(Reuters) – Kosmos Energy, a privately owned oil exploration and production firm, said on Monday it has reached agreement with the government of Ghana and the country’s state oil company to “amicably resolve several issues” between them such as Kosmos’ corporate structure and debt facility.
Kosmos, backed by private equity firms Blackstone Group (BX.N) and Warburg Pincus [WP.UL], focuses on West Africa and owns a 23.49 percent stake in Ghana’s prized Jubilee offshore oilfield, which is operated by Britain’s Tullow Oil (TLW.L) and holds around 1.6 billion barrels of light crude.
Kosmos had been trying to sell its assets in Ghana, but the process has hit snags.

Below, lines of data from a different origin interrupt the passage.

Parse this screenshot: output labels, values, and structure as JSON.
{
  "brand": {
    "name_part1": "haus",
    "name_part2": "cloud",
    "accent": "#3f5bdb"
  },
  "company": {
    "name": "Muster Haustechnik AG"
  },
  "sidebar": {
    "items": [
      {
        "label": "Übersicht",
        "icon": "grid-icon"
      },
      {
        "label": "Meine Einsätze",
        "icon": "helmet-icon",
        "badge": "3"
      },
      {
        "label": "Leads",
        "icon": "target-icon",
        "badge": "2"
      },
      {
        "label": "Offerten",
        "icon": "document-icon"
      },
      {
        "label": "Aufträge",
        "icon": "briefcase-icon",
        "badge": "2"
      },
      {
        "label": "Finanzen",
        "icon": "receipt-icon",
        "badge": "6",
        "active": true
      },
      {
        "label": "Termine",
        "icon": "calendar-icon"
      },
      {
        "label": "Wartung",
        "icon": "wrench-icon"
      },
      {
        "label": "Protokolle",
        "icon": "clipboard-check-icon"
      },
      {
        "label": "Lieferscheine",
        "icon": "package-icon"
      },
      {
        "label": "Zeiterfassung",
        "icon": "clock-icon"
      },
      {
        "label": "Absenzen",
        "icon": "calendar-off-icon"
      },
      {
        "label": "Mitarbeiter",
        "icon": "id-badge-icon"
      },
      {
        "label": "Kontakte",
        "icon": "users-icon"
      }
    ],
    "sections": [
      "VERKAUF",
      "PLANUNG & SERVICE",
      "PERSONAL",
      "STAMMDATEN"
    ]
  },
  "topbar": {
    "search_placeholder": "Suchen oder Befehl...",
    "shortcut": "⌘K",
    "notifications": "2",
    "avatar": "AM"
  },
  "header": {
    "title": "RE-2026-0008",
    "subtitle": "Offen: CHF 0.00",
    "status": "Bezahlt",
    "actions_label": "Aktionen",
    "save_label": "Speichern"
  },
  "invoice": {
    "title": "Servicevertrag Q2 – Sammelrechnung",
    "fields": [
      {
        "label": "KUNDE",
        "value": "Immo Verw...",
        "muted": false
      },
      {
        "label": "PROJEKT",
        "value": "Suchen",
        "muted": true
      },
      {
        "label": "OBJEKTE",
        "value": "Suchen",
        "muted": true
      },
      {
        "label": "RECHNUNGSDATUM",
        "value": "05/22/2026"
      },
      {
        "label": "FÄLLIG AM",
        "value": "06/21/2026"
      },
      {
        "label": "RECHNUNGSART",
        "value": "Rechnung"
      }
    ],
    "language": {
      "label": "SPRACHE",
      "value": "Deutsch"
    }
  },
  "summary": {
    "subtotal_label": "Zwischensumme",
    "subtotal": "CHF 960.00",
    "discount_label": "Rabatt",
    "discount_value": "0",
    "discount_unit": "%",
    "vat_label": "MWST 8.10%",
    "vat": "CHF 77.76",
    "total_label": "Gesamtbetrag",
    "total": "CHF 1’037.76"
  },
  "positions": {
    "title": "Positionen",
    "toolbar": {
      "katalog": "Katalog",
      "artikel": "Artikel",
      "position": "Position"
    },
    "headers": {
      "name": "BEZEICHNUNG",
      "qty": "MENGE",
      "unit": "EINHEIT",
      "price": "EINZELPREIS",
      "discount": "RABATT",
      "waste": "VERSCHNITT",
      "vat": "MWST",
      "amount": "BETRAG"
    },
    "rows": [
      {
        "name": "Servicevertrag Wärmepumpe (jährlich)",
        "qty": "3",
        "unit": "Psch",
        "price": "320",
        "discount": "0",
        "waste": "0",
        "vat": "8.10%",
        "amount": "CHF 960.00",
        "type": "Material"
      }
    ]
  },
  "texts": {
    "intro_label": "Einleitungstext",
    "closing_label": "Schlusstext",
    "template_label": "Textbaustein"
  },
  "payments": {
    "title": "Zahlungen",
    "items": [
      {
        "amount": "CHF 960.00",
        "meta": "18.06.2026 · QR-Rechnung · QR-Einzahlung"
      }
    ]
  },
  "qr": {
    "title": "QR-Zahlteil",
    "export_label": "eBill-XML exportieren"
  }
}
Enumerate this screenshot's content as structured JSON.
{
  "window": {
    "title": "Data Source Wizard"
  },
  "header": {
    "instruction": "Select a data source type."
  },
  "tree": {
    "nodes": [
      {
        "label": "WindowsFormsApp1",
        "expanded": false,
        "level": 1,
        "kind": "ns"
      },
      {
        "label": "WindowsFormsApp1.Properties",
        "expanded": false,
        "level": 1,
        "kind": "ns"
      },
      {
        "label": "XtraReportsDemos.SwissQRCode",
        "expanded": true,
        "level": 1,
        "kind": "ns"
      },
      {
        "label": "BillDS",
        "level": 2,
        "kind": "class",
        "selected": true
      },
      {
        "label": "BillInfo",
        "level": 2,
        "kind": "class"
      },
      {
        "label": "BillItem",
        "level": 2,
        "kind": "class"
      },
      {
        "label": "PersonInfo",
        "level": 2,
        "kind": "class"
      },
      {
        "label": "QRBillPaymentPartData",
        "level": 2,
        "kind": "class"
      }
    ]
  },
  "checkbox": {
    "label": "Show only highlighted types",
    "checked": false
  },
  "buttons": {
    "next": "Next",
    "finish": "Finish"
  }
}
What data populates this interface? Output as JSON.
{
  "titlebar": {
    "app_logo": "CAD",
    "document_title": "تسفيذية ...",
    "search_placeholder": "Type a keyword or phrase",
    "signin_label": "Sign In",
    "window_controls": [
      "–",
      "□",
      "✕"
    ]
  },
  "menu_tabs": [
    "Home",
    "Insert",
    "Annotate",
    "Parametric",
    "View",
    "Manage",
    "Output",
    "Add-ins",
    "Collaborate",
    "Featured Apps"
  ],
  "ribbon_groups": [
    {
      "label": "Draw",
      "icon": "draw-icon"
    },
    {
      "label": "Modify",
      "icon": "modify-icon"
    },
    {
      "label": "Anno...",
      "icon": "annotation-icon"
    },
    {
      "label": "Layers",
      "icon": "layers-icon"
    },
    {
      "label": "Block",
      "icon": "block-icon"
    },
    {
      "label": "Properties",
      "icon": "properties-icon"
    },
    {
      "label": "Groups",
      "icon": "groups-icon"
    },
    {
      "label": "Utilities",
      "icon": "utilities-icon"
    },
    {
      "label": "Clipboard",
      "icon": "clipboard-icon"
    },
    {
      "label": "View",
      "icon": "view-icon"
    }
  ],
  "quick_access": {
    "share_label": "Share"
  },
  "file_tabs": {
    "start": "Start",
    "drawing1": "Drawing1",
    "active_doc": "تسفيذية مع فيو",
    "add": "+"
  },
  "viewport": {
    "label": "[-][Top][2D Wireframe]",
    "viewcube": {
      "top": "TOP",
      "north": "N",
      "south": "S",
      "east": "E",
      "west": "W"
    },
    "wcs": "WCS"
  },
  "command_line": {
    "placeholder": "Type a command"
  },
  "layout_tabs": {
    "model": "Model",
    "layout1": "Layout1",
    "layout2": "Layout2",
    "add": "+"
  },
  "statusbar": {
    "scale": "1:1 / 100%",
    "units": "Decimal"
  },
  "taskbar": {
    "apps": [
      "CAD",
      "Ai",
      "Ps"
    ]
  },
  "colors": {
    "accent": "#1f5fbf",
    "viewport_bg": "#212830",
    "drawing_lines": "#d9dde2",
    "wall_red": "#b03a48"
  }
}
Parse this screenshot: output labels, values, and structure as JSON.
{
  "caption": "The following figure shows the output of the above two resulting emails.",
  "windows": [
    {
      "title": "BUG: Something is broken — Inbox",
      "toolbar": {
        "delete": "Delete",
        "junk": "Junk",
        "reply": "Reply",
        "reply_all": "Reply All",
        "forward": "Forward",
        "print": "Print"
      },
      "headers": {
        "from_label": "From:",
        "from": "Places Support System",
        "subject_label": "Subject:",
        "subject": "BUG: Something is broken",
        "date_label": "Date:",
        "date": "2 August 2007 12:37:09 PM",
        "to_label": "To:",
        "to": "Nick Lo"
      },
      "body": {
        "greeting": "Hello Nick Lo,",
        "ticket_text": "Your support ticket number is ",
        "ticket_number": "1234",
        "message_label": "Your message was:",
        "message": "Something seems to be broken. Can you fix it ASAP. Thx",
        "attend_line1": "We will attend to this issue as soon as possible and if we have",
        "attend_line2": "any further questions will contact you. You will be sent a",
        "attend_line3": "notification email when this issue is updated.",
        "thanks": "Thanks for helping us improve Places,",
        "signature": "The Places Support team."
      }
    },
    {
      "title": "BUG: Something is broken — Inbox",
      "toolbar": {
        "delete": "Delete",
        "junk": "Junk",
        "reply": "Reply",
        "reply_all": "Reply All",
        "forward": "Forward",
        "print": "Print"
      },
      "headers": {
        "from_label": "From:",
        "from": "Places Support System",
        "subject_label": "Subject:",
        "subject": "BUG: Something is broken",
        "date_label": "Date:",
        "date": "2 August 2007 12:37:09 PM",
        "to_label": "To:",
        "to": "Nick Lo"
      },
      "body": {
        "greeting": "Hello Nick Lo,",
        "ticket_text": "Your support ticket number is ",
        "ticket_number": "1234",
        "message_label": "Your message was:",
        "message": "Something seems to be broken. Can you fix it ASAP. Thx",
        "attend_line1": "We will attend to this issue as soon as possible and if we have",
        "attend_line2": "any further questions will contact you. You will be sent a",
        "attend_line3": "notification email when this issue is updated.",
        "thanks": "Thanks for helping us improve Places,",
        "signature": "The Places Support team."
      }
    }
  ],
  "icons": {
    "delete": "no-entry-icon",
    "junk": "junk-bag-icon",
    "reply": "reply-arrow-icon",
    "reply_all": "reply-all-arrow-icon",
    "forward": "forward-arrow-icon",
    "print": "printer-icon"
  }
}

In a saga that unnerved some potential investors, Kosmos in August called off what sources close to the deal said was a $4 billion pact to sell its stake to ExxonMobil (XOM.N) after resistance from Ghana National Petroleum Corp (GNPC), which wanted to raise its own holding.
Chinese oil giant CNOOC (0883.HK) later made a $5 billion joint bid with GNPC for Kosmos’ major oil fields in the West African state. However, in November, an official at GNPC said that Kosmos had for now shelved plans to sell its assets in Ghana.
“With first oil from the Jubilee Field flowing and these issues behind us, the government, GNPC and Kosmos have reaffirmed their positive and forward-looking relationship,” said Brian Maxted, Kosmos chief operating officer, in a press release.
(Reporting by Megan Davies; Editing by Steve Orlofsky)